        As we note in our book, the Amish are much less sentimental about their animals than most English pet owners might be. Amish attitudes toward animals are very much analogous to the ideas we might have found in our own, non-Amish rural ancestors who lived a farming life. To the Amish, animals are God’s creations, but animals do not have souls, and thus can be viewed in more instrumental terms. Like other livestock, dogs are a source of livelihood. But many Amish have come to understand that their non-Amish customers expect that their breeding facilities are humane and treat animals well. If an Amish breeder sells directly from his farm, buyers can ask to see the breeding facilities, and can get a clear sense of how the breeding dogs (as well as the puppies they might buy) have been treated. It is more problematic to track breeding conditions if you are buying puppies from a pet store, where you don’t have the opportunity to see the conditions under which the puppies are born and raised.

        1. Maureen

          Dog Breeders fall on a spectrum

          Marilyn, this in an honor.

          Like your book, your post had a calming effect on my soul.

          Speaking of souls, this Amish “reasoning” that animals lack souls has been explained to me by the Amish as well.
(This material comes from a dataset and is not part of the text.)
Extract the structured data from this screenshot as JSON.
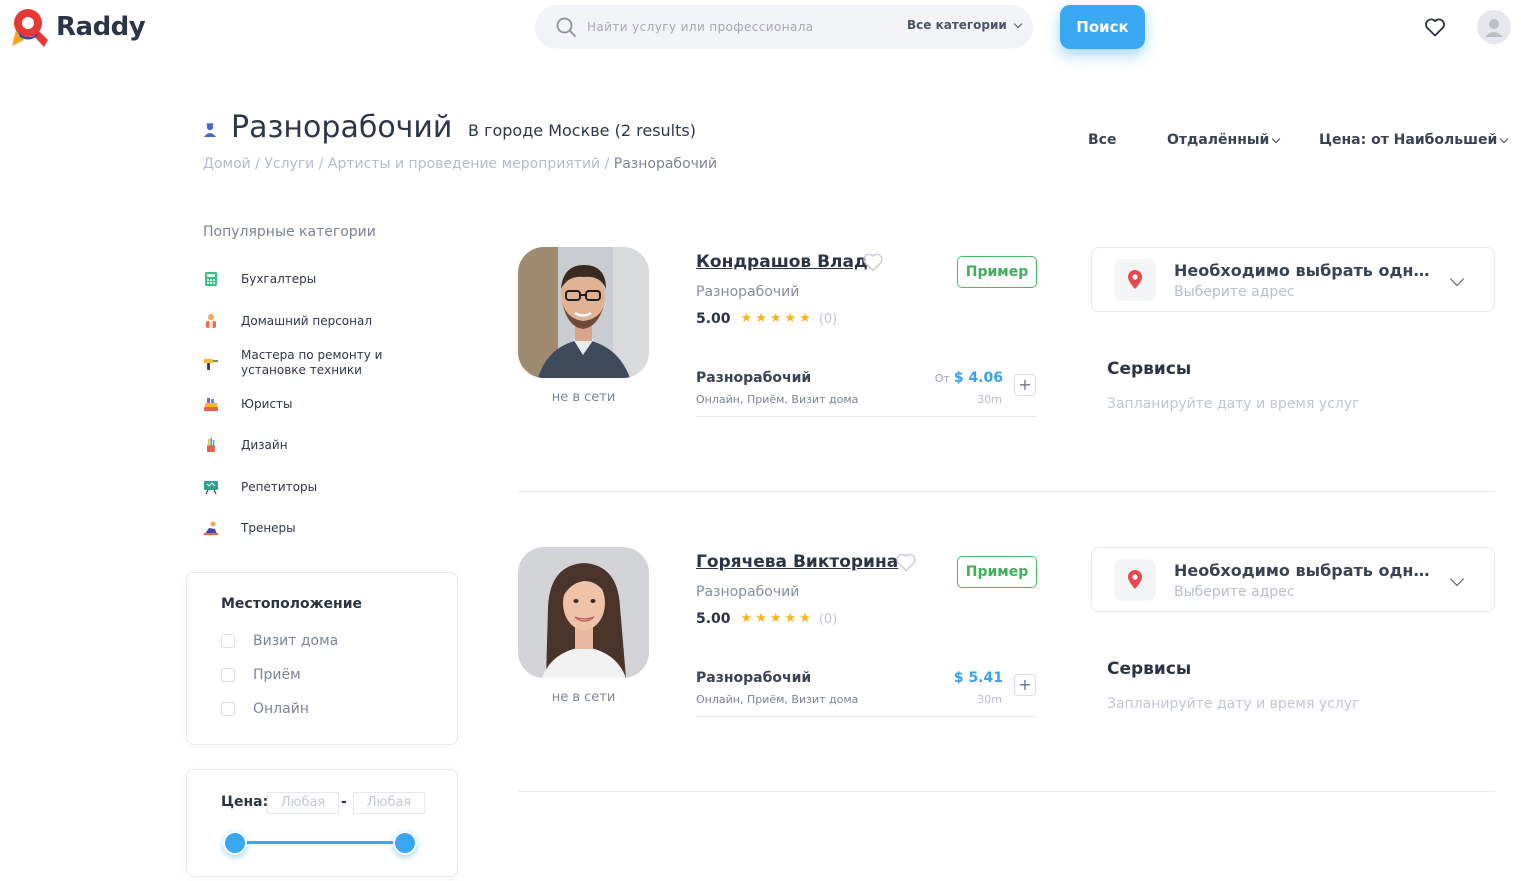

But good sense dictates this “reasoning” has no relevance with the basic needs of a living creature.

          Anyone running a puppy mill for profit, both Amish and non-Amish, , know better than to breed dogs in deplorable conditions. As you point out legislation has been put into place in several states, and as you said; “It is still possible for breeders, both Amish and non-Amish, to get around those requirements….” Here’s that thing. Many non-Amish trust the Amish. Many non-Amish believe the Amish are a kinder, gentler, more passive people. So they would never imagine Amish trying to “get around those requirements”.
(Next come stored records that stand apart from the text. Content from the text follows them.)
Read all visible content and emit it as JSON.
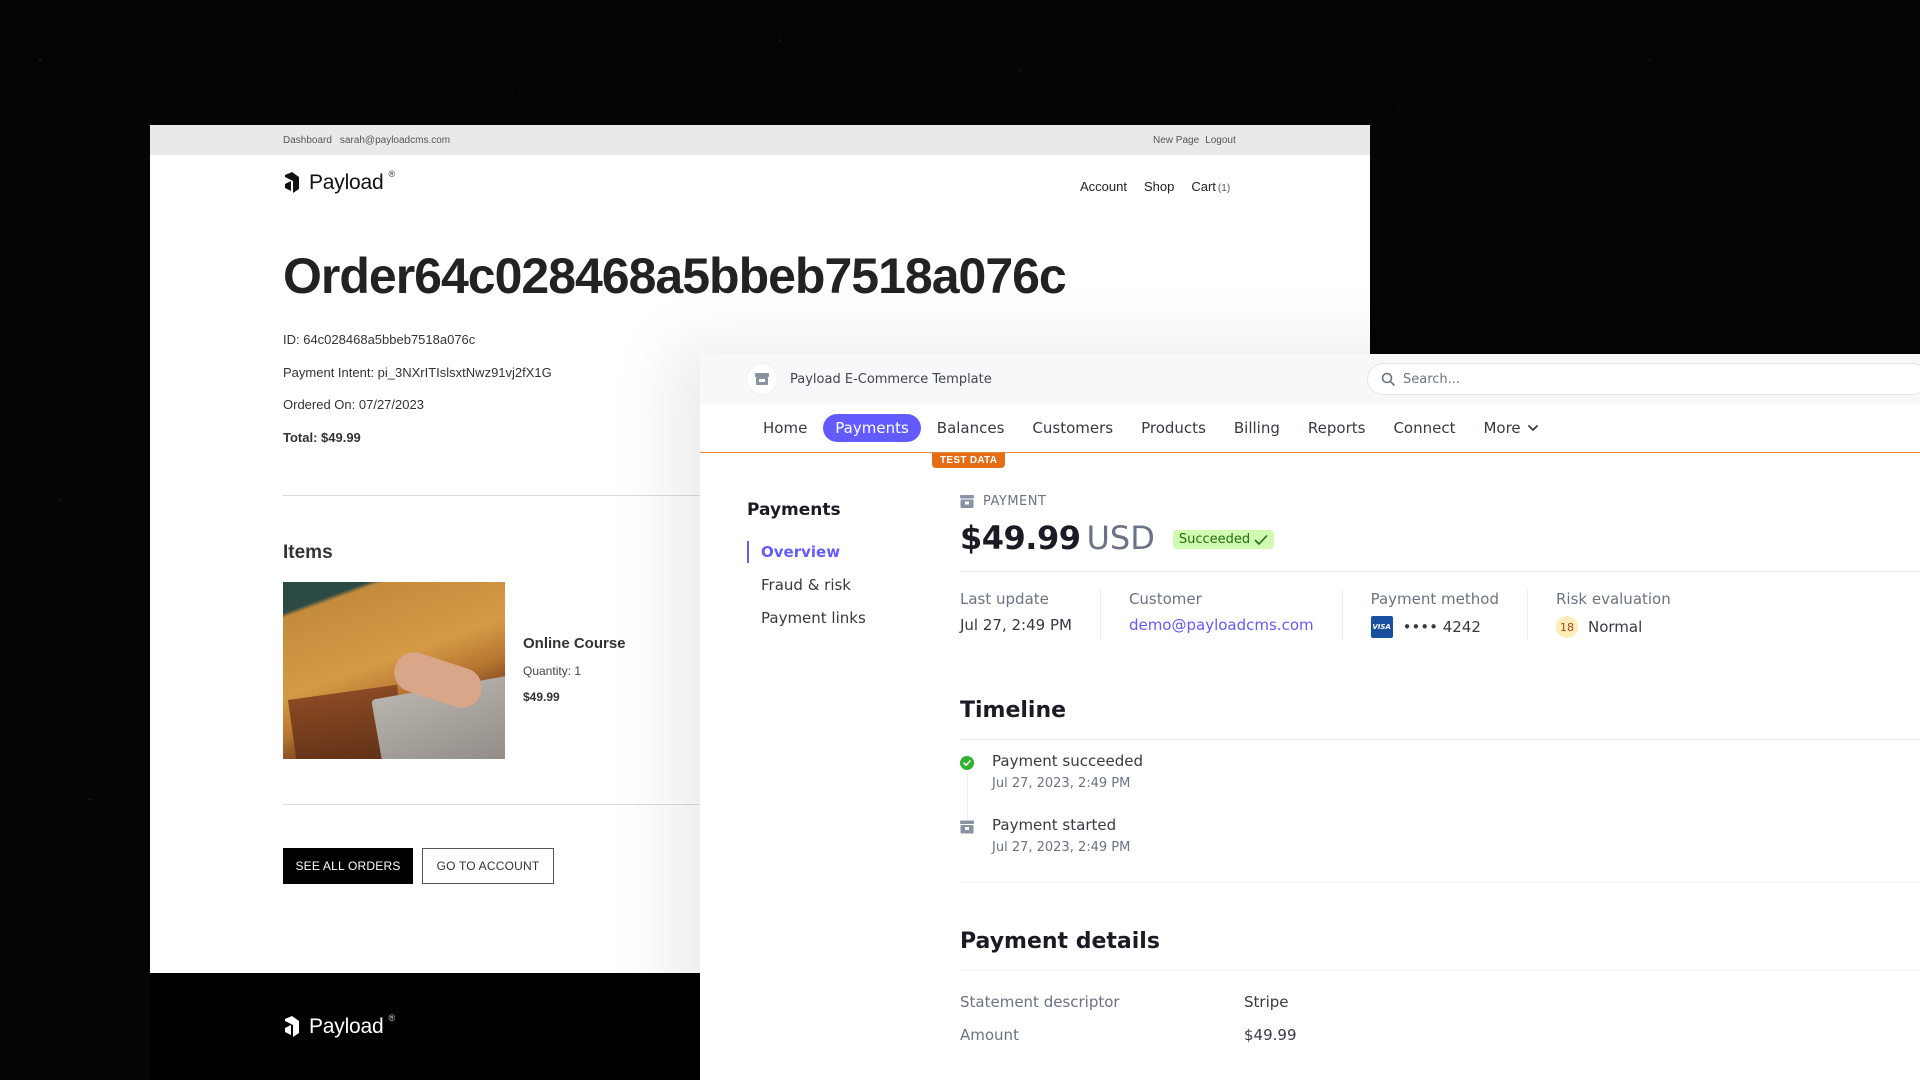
{
  "storefront": {
    "topbar": {
      "left_links": [
        "Dashboard",
        "sarah@payloadcms.com"
      ],
      "right_links": [
        "New Page",
        "Logout"
      ]
    },
    "logo_text": "Payload",
    "logo_sup": "®",
    "nav": {
      "account": "Account",
      "shop": "Shop",
      "cart": "Cart",
      "cart_count": "(1)"
    },
    "order_title": "Order64c028468a5bbeb7518a076c",
    "meta": {
      "id": "ID: 64c028468a5bbeb7518a076c",
      "payment_intent": "Payment Intent: pi_3NXrITIslsxtNwz91vj2fX1G",
      "ordered_on": "Ordered On: 07/27/2023",
      "total": "Total: $49.99"
    },
    "items_title": "Items",
    "items": [
      {
        "name": "Online Course",
        "quantity": "Quantity: 1",
        "price": "$49.99"
      }
    ],
    "buttons": {
      "see_all_orders": "SEE ALL ORDERS",
      "go_to_account": "GO TO ACCOUNT"
    },
    "footer_logo_text": "Payload",
    "footer_logo_sup": "®"
  },
  "stripe": {
    "account_name": "Payload E-Commerce Template",
    "search_placeholder": "Search...",
    "nav": [
      {
        "label": "Home",
        "active": false
      },
      {
        "label": "Payments",
        "active": true
      },
      {
        "label": "Balances",
        "active": false
      },
      {
        "label": "Customers",
        "active": false
      },
      {
        "label": "Products",
        "active": false
      },
      {
        "label": "Billing",
        "active": false
      },
      {
        "label": "Reports",
        "active": false
      },
      {
        "label": "Connect",
        "active": false
      },
      {
        "label": "More",
        "active": false
      }
    ],
    "test_badge": "TEST DATA",
    "sidebar": {
      "title": "Payments",
      "items": [
        "Overview",
        "Fraud & risk",
        "Payment links"
      ],
      "active_index": 0
    },
    "payment": {
      "label": "PAYMENT",
      "amount": "$49.99",
      "currency": "USD",
      "status": "Succeeded",
      "summary": {
        "last_update_label": "Last update",
        "last_update": "Jul 27, 2:49 PM",
        "customer_label": "Customer",
        "customer": "demo@payloadcms.com",
        "payment_method_label": "Payment method",
        "card_brand": "VISA",
        "card_last4": "•••• 4242",
        "risk_label": "Risk evaluation",
        "risk_score": "18",
        "risk_level": "Normal"
      }
    },
    "timeline": {
      "title": "Timeline",
      "events": [
        {
          "title": "Payment succeeded",
          "time": "Jul 27, 2023, 2:49 PM",
          "icon": "check-circle-icon"
        },
        {
          "title": "Payment started",
          "time": "Jul 27, 2023, 2:49 PM",
          "icon": "payment-icon"
        }
      ]
    },
    "details": {
      "title": "Payment details",
      "rows": [
        {
          "key": "Statement descriptor",
          "value": "Stripe"
        },
        {
          "key": "Amount",
          "value": "$49.99"
        }
      ]
    }
  },
  "colors": {
    "stripe_accent": "#635bff",
    "test_mode_orange": "#e46d15",
    "success_bg": "#d1fab3",
    "success_text": "#217005"
  }
}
          So when The English are on vacation, driving the country roads of upstate New York, or Pennsylvania, Ohio, Indianapolis, Wisconcin, etc., and they see a sign, “Puppies For Sale” and two young Amish kid’s are petting a puppy by the sign – “The English” are filled with all kinds of emotions. Quite a aly marketing technique on “The English”. Then the vacationers get their pup home, and it’s very sick! Or not quite the blood lines they were told. This is shady business altogether..

          I thought better of the Amish. This is my ignorance. Your book gave me a better understanding.

    42. Victoria

      Amish in Kansas

      For 40 yrs. I have lived in the country outside of Wakefield, Ks without many neighbors. Some Amish from Pennsylvania have bought 1000 acres here & houses are going up all over my area. Feeling a bit overwhelmed. I need to know about these people. I have tried waving at them when they go by in horse/buggies but they do not respond to me being friendly. They don’t even look at my house when they go by it. I have a fear of the unknown & the Amish are unknown to me. I really need this book to better understand, what I’m up against. I’d like to know just how many of them are moving here & how many houses will be built. ANY information about these Wakefield,Kansas Amish would be greatly appreciated. I’m just an old woman, who needs to be able to relax about her new neighbors. Thank you for any help/information you can give me. God bless

    43. joe mauk

      I have always fund the amish to be an interesting group. would ove t win the book. thank you!

    44. Jamie Vaughn

      Book

      I would love to read this book!

    45. Doty Klein

      Very good to read about the things that are happening in the Amish communities ... much more than I ever realized . thank for educating us all

      Very good to read about the things that are happening in the Amish communities … much more than I ever realized . thank for educating us all

    46. Joao Pedro Souza Matos

      I would like to download this book to learn more.

    47. Maggie

      I have been reading the Amish gardening and am excited to get started with my own gardens. I will be looking for canning tips